Activity. State how many lines in the records below contain the string "this", and give nothing besides that number.

(App and web page records)
◇ ◇ ◇ ◇

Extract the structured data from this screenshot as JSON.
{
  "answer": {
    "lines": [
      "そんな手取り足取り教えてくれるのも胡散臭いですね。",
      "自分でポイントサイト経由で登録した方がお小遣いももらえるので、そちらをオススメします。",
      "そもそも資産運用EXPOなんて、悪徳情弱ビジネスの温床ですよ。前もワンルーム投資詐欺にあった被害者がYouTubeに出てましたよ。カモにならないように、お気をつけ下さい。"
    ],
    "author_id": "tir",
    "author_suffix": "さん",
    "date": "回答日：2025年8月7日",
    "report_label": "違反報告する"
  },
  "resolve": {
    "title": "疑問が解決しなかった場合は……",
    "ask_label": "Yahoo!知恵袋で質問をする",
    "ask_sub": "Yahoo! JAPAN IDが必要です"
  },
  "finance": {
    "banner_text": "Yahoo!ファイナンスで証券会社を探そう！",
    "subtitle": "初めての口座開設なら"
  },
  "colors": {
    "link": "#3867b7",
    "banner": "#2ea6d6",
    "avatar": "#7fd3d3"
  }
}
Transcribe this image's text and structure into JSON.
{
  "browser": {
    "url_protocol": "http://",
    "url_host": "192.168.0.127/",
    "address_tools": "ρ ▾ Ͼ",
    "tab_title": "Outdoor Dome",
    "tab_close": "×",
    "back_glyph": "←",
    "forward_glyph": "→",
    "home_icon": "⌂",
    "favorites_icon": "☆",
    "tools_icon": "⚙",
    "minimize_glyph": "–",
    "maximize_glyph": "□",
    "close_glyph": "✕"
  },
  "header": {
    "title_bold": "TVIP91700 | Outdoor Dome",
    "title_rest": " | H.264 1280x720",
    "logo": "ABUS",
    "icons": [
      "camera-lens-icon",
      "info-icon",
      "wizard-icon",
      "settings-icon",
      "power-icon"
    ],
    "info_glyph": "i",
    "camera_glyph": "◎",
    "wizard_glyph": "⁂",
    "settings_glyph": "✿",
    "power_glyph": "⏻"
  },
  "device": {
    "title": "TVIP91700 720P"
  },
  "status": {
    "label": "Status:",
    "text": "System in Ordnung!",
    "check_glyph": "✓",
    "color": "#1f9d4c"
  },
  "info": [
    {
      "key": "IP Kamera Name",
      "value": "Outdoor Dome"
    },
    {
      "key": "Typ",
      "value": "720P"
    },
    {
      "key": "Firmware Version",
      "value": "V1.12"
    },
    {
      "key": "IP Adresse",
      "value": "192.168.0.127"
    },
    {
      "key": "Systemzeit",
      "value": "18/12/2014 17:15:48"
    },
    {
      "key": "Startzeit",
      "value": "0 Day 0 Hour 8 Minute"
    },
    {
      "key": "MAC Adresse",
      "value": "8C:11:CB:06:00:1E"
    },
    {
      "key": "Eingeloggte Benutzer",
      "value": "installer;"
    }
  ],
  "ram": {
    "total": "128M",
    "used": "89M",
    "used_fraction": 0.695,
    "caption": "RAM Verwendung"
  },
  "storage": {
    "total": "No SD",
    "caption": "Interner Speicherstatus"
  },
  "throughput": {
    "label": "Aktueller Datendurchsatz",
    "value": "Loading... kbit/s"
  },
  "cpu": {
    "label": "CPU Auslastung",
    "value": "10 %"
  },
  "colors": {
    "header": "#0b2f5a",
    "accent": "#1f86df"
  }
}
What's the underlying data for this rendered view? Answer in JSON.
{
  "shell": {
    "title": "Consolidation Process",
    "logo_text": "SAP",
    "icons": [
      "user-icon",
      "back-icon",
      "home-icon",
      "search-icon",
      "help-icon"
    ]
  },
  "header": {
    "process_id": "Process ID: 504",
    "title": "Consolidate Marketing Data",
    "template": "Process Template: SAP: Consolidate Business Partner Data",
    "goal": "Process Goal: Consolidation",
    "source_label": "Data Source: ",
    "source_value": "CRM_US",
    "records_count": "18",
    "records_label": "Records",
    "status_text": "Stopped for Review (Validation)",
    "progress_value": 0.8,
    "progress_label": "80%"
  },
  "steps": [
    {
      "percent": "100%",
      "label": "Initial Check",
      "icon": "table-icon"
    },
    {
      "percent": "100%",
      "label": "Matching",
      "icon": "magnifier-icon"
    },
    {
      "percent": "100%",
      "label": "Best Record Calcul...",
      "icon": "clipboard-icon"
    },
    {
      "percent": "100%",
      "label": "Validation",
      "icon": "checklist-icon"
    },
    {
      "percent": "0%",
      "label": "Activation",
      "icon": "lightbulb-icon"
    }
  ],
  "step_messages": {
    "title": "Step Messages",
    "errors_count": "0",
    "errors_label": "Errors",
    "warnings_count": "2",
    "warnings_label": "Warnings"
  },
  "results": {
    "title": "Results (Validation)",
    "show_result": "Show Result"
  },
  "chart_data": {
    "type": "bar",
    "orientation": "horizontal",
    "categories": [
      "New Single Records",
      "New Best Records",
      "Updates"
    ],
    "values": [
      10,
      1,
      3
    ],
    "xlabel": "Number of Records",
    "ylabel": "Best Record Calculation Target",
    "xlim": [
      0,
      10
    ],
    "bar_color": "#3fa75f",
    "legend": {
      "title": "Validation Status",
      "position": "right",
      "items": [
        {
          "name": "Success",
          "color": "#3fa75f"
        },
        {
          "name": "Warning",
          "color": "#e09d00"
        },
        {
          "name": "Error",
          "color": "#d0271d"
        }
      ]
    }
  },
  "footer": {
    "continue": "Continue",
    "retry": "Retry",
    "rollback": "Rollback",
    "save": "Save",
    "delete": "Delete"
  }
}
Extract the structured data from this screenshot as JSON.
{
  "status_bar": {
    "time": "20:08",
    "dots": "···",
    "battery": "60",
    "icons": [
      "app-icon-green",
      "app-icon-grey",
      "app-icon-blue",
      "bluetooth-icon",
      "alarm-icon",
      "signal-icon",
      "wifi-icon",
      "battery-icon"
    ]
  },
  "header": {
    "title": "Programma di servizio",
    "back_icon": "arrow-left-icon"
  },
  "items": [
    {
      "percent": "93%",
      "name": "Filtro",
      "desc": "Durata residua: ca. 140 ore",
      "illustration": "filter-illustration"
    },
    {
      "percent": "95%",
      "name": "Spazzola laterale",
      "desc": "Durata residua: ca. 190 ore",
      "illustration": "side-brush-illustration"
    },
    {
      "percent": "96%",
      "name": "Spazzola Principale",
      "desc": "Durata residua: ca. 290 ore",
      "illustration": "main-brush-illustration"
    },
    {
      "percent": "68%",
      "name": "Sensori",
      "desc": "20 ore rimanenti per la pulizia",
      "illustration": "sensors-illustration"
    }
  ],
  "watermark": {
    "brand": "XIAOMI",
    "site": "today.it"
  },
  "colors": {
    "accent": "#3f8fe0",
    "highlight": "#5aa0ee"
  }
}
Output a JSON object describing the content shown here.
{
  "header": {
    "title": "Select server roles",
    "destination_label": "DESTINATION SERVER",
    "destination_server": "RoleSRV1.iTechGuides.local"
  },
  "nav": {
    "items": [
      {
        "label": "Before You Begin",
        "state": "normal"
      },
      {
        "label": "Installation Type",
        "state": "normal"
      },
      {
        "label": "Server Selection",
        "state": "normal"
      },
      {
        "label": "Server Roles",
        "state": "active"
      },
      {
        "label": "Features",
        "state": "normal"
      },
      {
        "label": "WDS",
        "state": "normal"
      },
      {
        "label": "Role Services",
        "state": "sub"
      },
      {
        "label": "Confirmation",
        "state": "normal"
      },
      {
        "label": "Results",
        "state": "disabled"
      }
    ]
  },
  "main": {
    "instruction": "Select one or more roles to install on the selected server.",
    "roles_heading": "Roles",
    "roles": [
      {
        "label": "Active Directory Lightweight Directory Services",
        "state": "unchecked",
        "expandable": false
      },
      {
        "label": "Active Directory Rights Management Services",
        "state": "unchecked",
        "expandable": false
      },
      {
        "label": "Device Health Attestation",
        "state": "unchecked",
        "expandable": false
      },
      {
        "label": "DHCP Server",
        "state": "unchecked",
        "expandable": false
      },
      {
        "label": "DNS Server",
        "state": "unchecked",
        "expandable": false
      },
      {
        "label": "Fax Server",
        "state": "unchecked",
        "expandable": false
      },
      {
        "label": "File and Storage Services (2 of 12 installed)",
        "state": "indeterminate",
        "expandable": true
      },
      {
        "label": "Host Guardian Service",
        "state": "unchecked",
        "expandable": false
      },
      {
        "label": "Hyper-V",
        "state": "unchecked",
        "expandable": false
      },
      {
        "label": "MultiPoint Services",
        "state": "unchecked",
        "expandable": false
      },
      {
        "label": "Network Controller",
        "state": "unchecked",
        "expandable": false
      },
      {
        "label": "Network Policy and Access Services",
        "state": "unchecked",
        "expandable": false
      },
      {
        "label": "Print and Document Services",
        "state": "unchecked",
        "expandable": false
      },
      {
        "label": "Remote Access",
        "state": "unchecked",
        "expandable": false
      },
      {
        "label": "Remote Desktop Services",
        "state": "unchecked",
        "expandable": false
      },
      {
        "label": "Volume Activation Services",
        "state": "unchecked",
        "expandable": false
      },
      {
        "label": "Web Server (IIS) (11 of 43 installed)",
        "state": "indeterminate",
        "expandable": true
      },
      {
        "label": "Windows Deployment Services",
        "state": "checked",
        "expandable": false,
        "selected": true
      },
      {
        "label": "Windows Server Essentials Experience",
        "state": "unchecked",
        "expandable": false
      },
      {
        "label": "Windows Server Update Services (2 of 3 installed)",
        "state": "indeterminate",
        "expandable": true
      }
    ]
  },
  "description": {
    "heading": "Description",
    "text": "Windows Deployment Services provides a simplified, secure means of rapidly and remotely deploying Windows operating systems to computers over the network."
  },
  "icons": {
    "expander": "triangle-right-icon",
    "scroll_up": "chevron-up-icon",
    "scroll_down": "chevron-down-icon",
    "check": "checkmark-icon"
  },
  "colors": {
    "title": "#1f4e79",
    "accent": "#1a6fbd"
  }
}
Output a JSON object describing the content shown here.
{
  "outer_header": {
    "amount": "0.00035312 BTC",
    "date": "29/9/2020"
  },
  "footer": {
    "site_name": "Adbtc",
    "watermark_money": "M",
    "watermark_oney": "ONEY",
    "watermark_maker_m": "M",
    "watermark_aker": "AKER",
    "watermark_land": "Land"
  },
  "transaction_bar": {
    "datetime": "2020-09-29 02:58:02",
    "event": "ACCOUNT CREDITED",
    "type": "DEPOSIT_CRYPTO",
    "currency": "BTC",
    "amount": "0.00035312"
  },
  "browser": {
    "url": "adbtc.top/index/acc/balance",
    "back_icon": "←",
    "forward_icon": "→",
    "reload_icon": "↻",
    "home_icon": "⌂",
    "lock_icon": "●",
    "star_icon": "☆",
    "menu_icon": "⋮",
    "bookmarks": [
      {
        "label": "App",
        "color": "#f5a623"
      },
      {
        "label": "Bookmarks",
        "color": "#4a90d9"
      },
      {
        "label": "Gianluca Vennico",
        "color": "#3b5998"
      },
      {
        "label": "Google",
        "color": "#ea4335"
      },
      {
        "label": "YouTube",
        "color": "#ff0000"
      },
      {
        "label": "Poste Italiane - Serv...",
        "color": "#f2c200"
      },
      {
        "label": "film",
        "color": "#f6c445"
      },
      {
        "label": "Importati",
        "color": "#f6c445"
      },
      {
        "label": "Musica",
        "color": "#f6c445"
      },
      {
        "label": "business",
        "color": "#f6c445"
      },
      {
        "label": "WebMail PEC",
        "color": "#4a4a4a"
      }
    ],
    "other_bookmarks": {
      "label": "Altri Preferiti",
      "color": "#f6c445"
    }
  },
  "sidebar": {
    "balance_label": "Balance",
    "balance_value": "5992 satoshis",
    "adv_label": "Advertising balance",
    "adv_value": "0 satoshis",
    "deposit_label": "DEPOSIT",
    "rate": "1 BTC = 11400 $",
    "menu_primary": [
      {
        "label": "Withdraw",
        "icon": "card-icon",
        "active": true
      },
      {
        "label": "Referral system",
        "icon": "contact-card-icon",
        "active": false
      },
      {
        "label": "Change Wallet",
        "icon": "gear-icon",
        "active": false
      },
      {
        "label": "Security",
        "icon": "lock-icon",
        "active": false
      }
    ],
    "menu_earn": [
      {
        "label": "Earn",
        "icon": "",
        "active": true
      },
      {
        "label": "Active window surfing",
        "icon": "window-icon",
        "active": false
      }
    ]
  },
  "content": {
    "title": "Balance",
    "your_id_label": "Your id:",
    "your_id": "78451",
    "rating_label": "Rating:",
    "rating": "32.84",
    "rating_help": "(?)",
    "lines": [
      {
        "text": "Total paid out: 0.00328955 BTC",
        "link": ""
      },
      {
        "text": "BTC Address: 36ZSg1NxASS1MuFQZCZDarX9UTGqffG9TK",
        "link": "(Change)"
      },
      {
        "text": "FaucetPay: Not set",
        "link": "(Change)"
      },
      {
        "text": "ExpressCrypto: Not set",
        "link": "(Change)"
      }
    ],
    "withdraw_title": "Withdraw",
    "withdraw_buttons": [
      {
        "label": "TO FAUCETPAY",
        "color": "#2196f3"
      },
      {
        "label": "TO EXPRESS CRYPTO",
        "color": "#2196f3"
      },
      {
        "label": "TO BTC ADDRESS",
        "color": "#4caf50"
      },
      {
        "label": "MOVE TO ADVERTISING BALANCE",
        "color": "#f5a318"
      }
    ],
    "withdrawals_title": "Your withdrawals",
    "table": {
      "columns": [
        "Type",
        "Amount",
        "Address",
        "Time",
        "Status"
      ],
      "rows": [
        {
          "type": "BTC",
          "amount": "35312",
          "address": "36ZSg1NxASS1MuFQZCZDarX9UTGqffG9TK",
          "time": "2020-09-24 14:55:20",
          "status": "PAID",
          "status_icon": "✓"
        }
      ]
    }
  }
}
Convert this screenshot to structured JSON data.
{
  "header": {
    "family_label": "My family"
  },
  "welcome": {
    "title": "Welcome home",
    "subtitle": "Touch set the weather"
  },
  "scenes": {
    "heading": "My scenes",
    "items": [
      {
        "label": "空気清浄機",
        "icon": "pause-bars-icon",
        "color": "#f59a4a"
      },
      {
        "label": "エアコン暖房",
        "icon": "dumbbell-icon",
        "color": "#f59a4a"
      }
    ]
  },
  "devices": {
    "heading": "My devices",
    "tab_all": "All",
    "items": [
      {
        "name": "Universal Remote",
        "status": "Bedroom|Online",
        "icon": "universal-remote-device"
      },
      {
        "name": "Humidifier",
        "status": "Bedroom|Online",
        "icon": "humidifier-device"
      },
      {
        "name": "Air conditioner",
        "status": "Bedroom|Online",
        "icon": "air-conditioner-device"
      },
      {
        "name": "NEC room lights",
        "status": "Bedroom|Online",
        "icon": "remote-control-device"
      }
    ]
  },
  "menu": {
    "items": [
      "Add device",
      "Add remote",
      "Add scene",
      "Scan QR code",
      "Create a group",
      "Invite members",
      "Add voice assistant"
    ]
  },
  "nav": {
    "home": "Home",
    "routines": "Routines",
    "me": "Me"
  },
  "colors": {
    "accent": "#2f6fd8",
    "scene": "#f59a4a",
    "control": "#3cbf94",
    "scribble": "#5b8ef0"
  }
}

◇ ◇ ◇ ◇

Output of the task. 5